*** Opening of Information supplied ***

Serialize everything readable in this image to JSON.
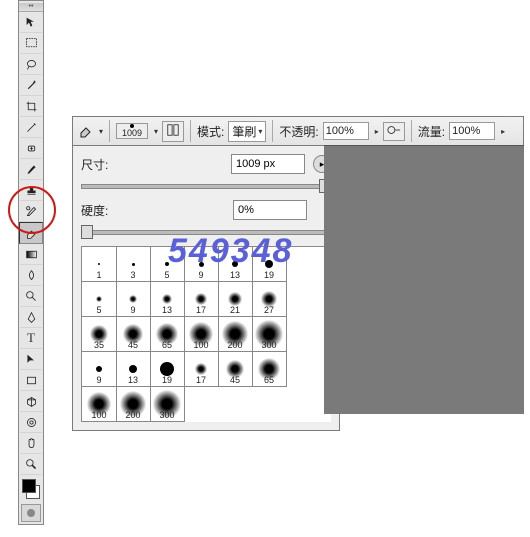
{
  "options_bar": {
    "brush_size": "1009",
    "mode_label": "模式:",
    "mode_value": "筆刷",
    "opacity_label": "不透明:",
    "opacity_value": "100%",
    "flow_label": "流量:",
    "flow_value": "100%"
  },
  "brush_panel": {
    "size_label": "尺寸:",
    "size_value": "1009 px",
    "hardness_label": "硬度:",
    "hardness_value": "0%",
    "presets": [
      {
        "size": "1",
        "d": 2,
        "soft": false
      },
      {
        "size": "3",
        "d": 3,
        "soft": false
      },
      {
        "size": "5",
        "d": 4,
        "soft": false
      },
      {
        "size": "9",
        "d": 5,
        "soft": false
      },
      {
        "size": "13",
        "d": 6,
        "soft": false
      },
      {
        "size": "19",
        "d": 8,
        "soft": false
      },
      {
        "size": "5",
        "d": 6,
        "soft": true
      },
      {
        "size": "9",
        "d": 8,
        "soft": true
      },
      {
        "size": "13",
        "d": 10,
        "soft": true
      },
      {
        "size": "17",
        "d": 12,
        "soft": true
      },
      {
        "size": "21",
        "d": 14,
        "soft": true
      },
      {
        "size": "27",
        "d": 16,
        "soft": true
      },
      {
        "size": "35",
        "d": 18,
        "soft": true
      },
      {
        "size": "45",
        "d": 20,
        "soft": true
      },
      {
        "size": "65",
        "d": 22,
        "soft": true
      },
      {
        "size": "100",
        "d": 24,
        "soft": true
      },
      {
        "size": "200",
        "d": 26,
        "soft": true
      },
      {
        "size": "300",
        "d": 28,
        "soft": true
      },
      {
        "size": "9",
        "d": 6,
        "soft": false
      },
      {
        "size": "13",
        "d": 8,
        "soft": false
      },
      {
        "size": "19",
        "d": 14,
        "soft": false
      },
      {
        "size": "17",
        "d": 12,
        "soft": true
      },
      {
        "size": "45",
        "d": 18,
        "soft": true
      },
      {
        "size": "65",
        "d": 22,
        "soft": true
      },
      {
        "size": "100",
        "d": 24,
        "soft": true
      },
      {
        "size": "200",
        "d": 26,
        "soft": true
      },
      {
        "size": "300",
        "d": 28,
        "soft": true
      }
    ]
  },
  "watermark": "549348"
}
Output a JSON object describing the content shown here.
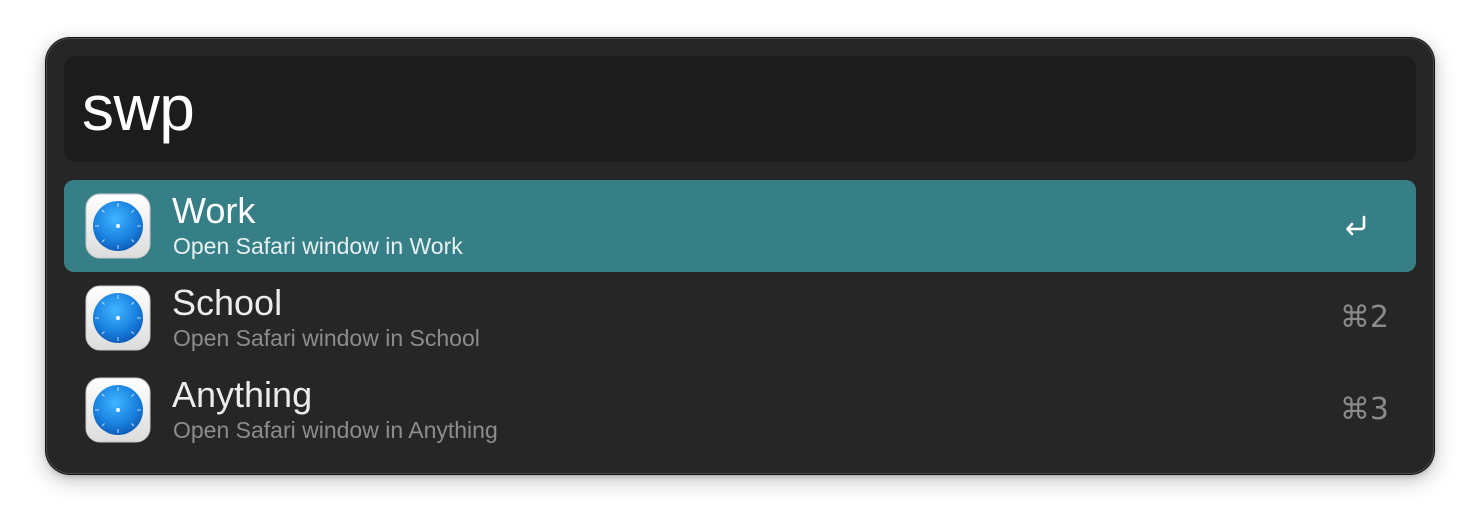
{
  "search": {
    "query": "swp"
  },
  "results": [
    {
      "title": "Work",
      "subtitle": "Open Safari window in Work",
      "icon": "safari-icon",
      "action": "return-icon",
      "selected": true
    },
    {
      "title": "School",
      "subtitle": "Open Safari window in School",
      "icon": "safari-icon",
      "shortcut": "⌘2",
      "selected": false
    },
    {
      "title": "Anything",
      "subtitle": "Open Safari window in Anything",
      "icon": "safari-icon",
      "shortcut": "⌘3",
      "selected": false
    }
  ],
  "colors": {
    "window_bg": "#262626",
    "search_bg": "#1c1c1c",
    "selection": "#377f86"
  }
}
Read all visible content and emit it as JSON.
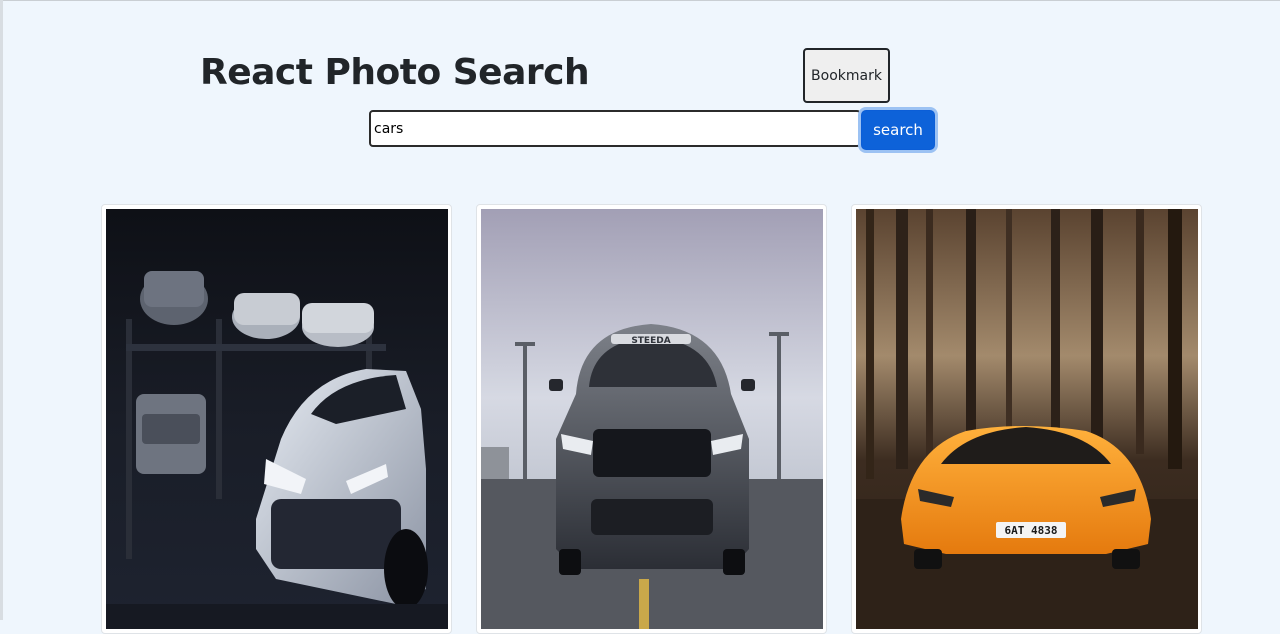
{
  "header": {
    "title": "React Photo Search",
    "bookmark_label": "Bookmark"
  },
  "search": {
    "value": "cars",
    "button_label": "search"
  },
  "results": {
    "photos": [
      {
        "subject": "white sports car in dark garage"
      },
      {
        "subject": "grey muscle car on road",
        "badge_text": "STEEDA"
      },
      {
        "subject": "orange supercar in forest",
        "plate_text": "6AT 4838"
      }
    ]
  },
  "colors": {
    "background": "#eff6fd",
    "accent": "#0d62d9"
  }
}
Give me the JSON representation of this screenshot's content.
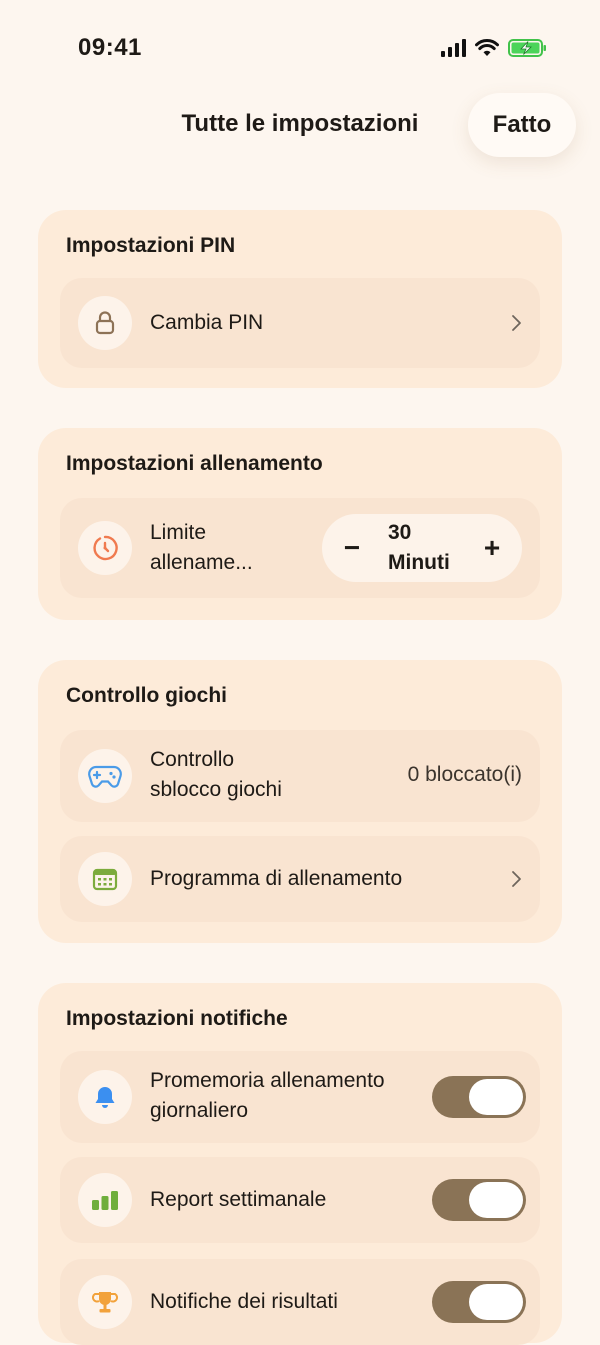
{
  "status_bar": {
    "time": "09:41"
  },
  "nav": {
    "title": "Tutte le impostazioni",
    "done_label": "Fatto"
  },
  "pin_section": {
    "title": "Impostazioni PIN",
    "change_pin": {
      "label": "Cambia PIN",
      "icon": "lock-icon"
    }
  },
  "training_section": {
    "title": "Impostazioni allenamento",
    "limit": {
      "label_line1": "Limite",
      "label_line2": "allename...",
      "value_line1": "30",
      "value_line2": "Minuti",
      "minus": "−",
      "plus": "+",
      "icon": "timer-icon"
    }
  },
  "games_section": {
    "title": "Controllo giochi",
    "unlock": {
      "label_line1": "Controllo",
      "label_line2": "sblocco giochi",
      "value": "0 bloccato(i)",
      "icon": "gamepad-icon"
    },
    "schedule": {
      "label": "Programma di allenamento",
      "icon": "calendar-icon"
    }
  },
  "notifications_section": {
    "title": "Impostazioni notifiche",
    "daily_reminder": {
      "label_line1": "Promemoria allenamento",
      "label_line2": "giornaliero",
      "icon": "bell-icon",
      "enabled": true
    },
    "weekly_report": {
      "label": "Report settimanale",
      "icon": "bar-chart-icon",
      "enabled": true
    },
    "achievements": {
      "label": "Notifiche dei risultati",
      "icon": "trophy-icon",
      "enabled": true
    }
  },
  "colors": {
    "background": "#fdf6ef",
    "card": "#fdebd9",
    "row": "#f9e4d1",
    "toggle_on": "#8a7356",
    "timer_accent": "#f07a4f",
    "gamepad_accent": "#4a9be8",
    "calendar_accent": "#7cab3c",
    "bell_accent": "#3b8ff0",
    "chart_accent": "#6fae3c",
    "trophy_accent": "#f2a23b"
  }
}
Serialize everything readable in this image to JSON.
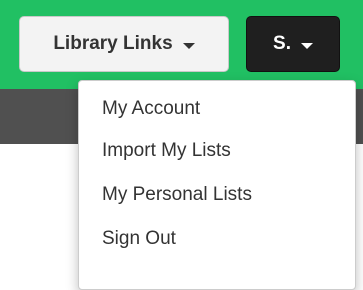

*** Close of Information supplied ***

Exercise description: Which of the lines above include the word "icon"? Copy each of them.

Solved problem:
      "icon": "safari-icon",
      "action": "return-icon",
      "icon": "safari-icon",
      "icon": "safari-icon",
      "icon": "lock-icon"
      "icon": "timer-icon"
      "icon": "gamepad-icon"
      "icon": "calendar-icon"
      "icon": "bell-icon",
      "icon": "bar-chart-icon",
      "icon": "trophy-icon",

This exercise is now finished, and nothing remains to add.